> _TO DO_
Leave out the pictures, and reproduce exactly the lines from the line containing "What's the underlying" through the final line of the entries.

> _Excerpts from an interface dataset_

+===+

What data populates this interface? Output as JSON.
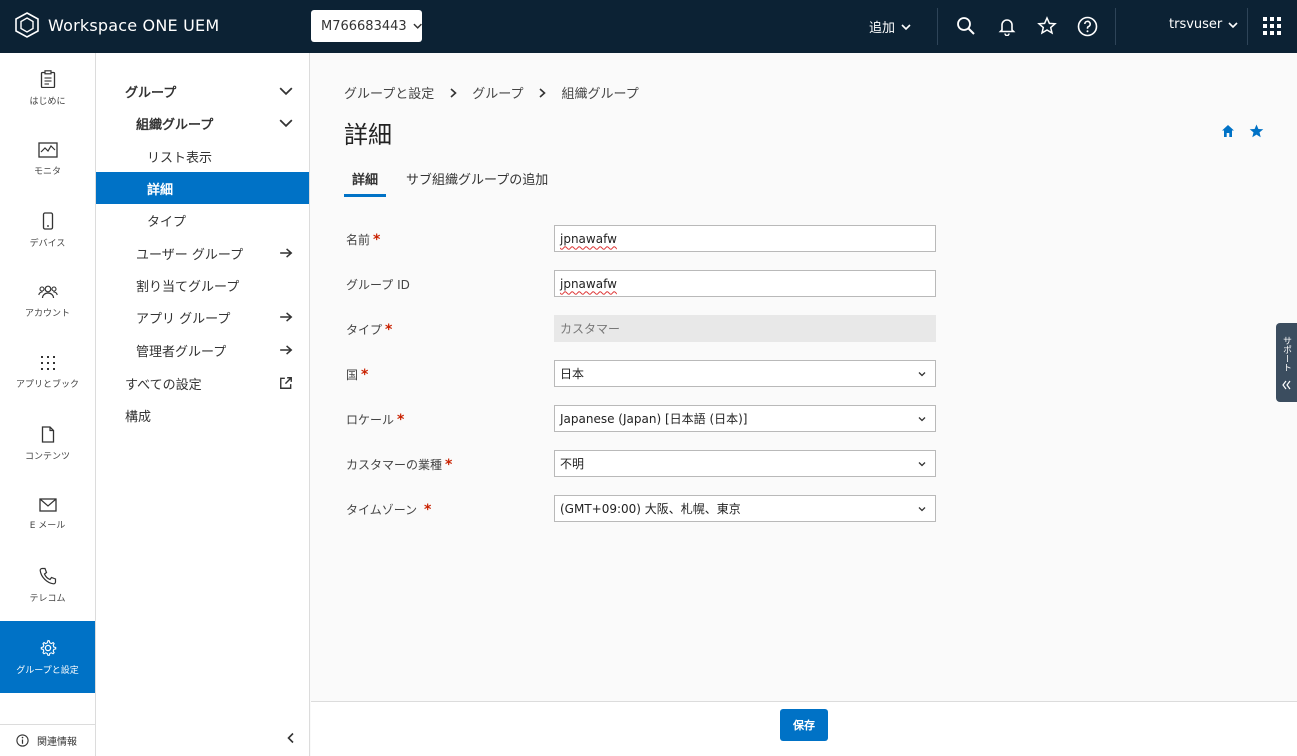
{
  "header": {
    "app_name": "Workspace ONE UEM",
    "org_group_id": "M766683443",
    "add_label": "追加",
    "username": "trsvuser"
  },
  "rail": {
    "items": [
      {
        "label": "はじめに",
        "icon": "clipboard-icon"
      },
      {
        "label": "モニタ",
        "icon": "monitor-icon"
      },
      {
        "label": "デバイス",
        "icon": "phone-icon"
      },
      {
        "label": "アカウント",
        "icon": "users-icon"
      },
      {
        "label": "アプリとブック",
        "icon": "grid-dots-icon"
      },
      {
        "label": "コンテンツ",
        "icon": "document-icon"
      },
      {
        "label": "E メール",
        "icon": "envelope-icon"
      },
      {
        "label": "テレコム",
        "icon": "phone-call-icon"
      },
      {
        "label": "グループと設定",
        "icon": "gear-icon"
      }
    ],
    "related_info": "関連情報"
  },
  "subnav": {
    "groups": "グループ",
    "org_groups": "組織グループ",
    "list_view": "リスト表示",
    "details": "詳細",
    "type": "タイプ",
    "user_groups": "ユーザー グループ",
    "assignment_groups": "割り当てグループ",
    "app_groups": "アプリ グループ",
    "admin_groups": "管理者グループ",
    "all_settings": "すべての設定",
    "configuration": "構成"
  },
  "breadcrumb": [
    "グループと設定",
    "グループ",
    "組織グループ"
  ],
  "page_title": "詳細",
  "tabs": [
    "詳細",
    "サブ組織グループの追加"
  ],
  "form": {
    "name_label": "名前",
    "name_value": "jpnawafw",
    "group_id_label": "グループ ID",
    "group_id_value": "jpnawafw",
    "type_label": "タイプ",
    "type_value": "カスタマー",
    "country_label": "国",
    "country_value": "日本",
    "locale_label": "ロケール",
    "locale_value": "Japanese (Japan) [日本語 (日本)]",
    "industry_label": "カスタマーの業種",
    "industry_value": "不明",
    "timezone_label": "タイムゾーン",
    "timezone_value": "(GMT+09:00) 大阪、札幌、東京",
    "required_mark": "*"
  },
  "support_label": "サポート",
  "footer": {
    "save_label": "保存"
  },
  "colors": {
    "header_bg": "#0c2234",
    "accent": "#0072c6",
    "required": "#c92100"
  }
}
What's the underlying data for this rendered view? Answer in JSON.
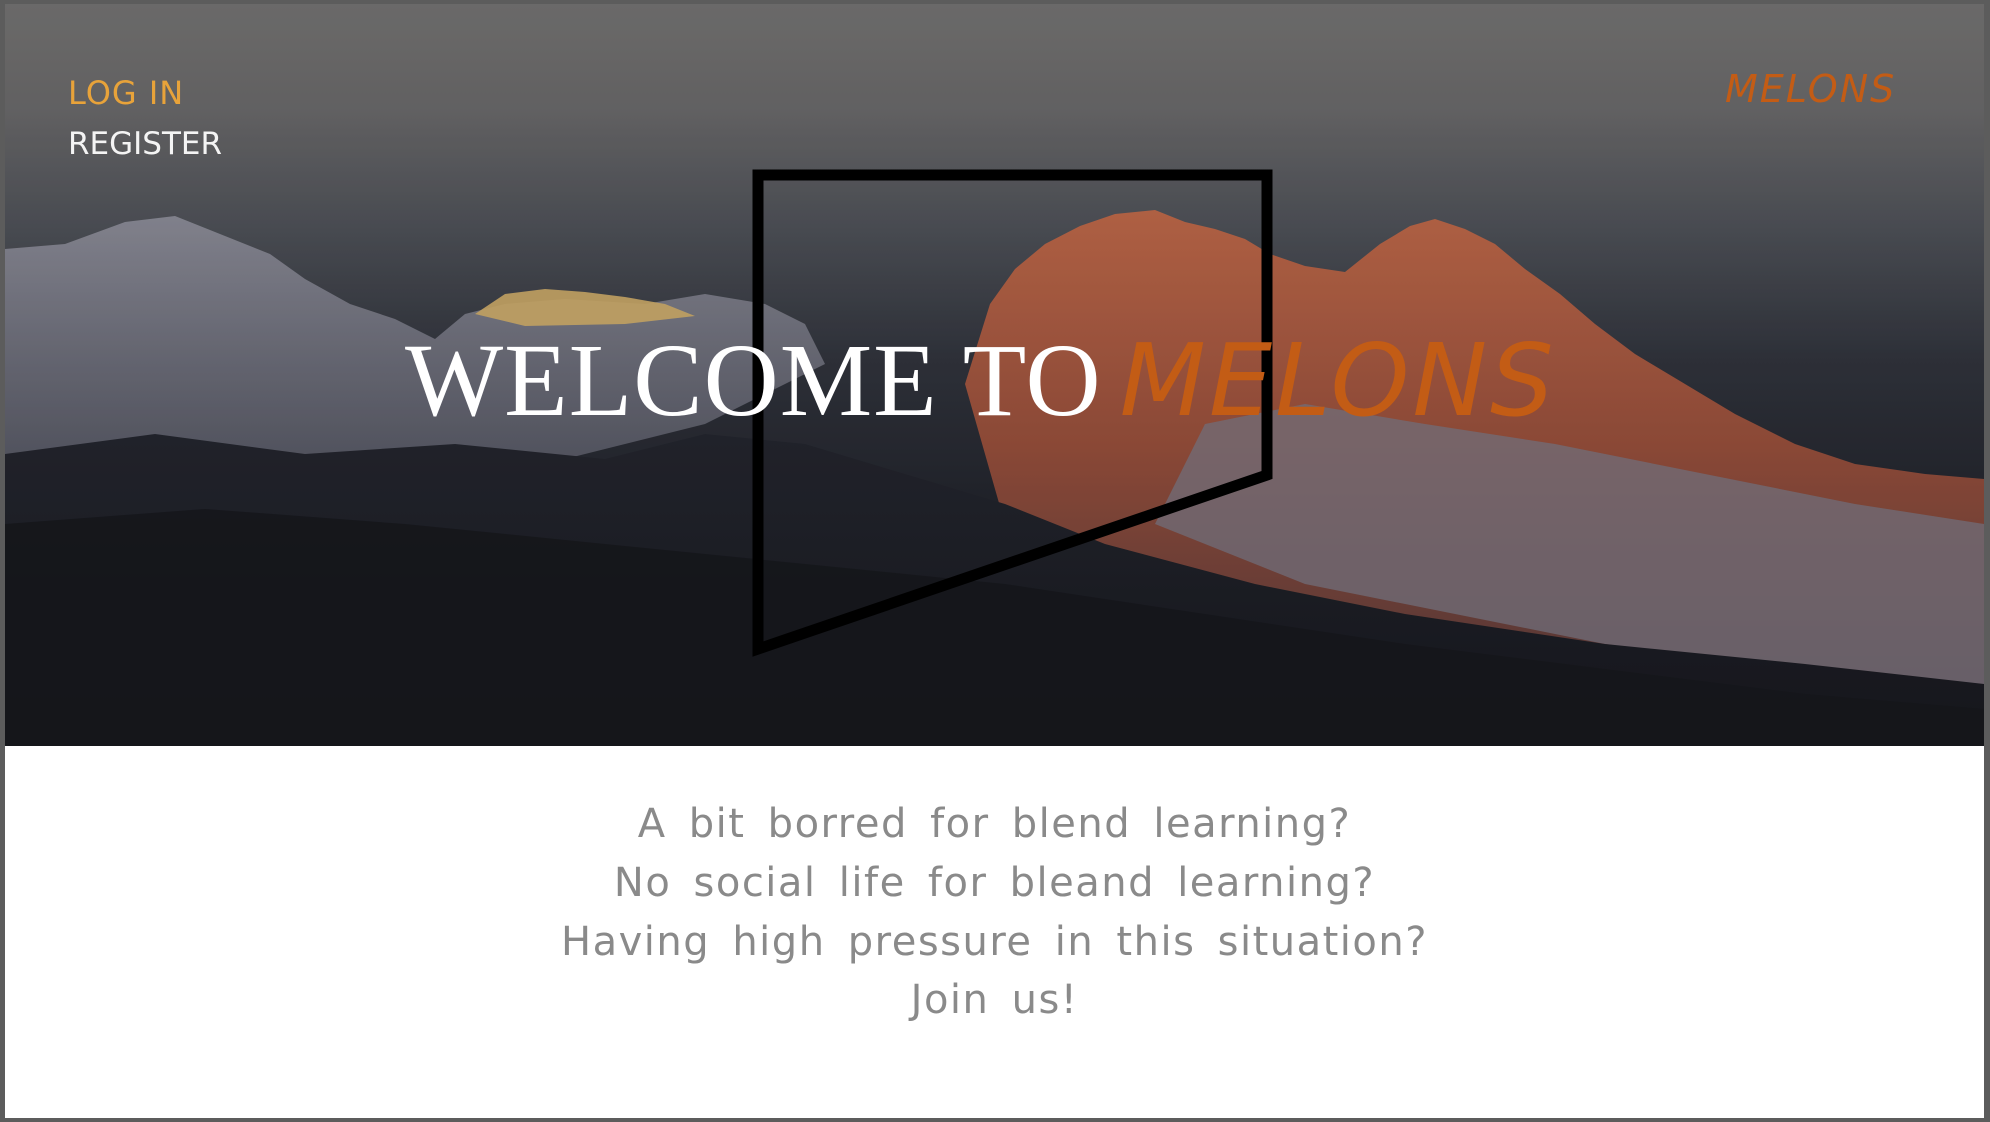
{
  "nav": {
    "login_label": "LOG IN",
    "register_label": "REGISTER"
  },
  "brand": {
    "name": "MELONS"
  },
  "hero": {
    "welcome_text": "WELCOME TO",
    "brand_text": "MELONS"
  },
  "content": {
    "lines": [
      "A bit borred for blend learning?",
      "No social life for bleand learning?",
      "Having high pressure in this situation?",
      "Join us!"
    ]
  },
  "colors": {
    "accent_orange": "#c35c15",
    "login_gold": "#e8a33a",
    "body_text_gray": "#8a8a8a",
    "hero_dark": "#1f2128"
  },
  "icons": {
    "logo_shape": "melons-logo-icon",
    "background": "mountain-landscape-image"
  }
}
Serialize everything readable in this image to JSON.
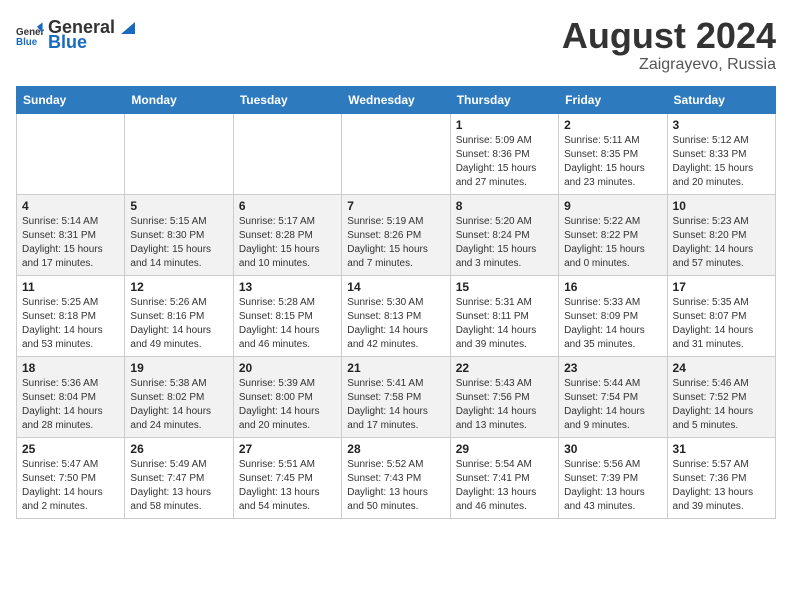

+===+

> _WRITTEN SOLUTION_
What's the underlying data for this rendered view? Answer in JSON.
{
  "nav": {
    "login_label": "LOG IN",
    "register_label": "REGISTER"
  },
  "brand": {
    "name": "MELONS"
  },
  "hero": {
    "welcome_text": "WELCOME TO",
    "brand_text": "MELONS"
  },
  "content": {
    "lines": [
      "A bit borred for blend learning?",
      "No social life for bleand learning?",
      "Having high pressure in this situation?",
      "Join us!"
    ]
  },
  "colors": {
    "accent_orange": "#c35c15",
    "login_gold": "#e8a33a",
    "body_text_gray": "#8a8a8a",
    "hero_dark": "#1f2128"
  },
  "icons": {
    "logo_shape": "melons-logo-icon",
    "background": "mountain-landscape-image"
  }
}
Serialize everything readable in this image to JSON.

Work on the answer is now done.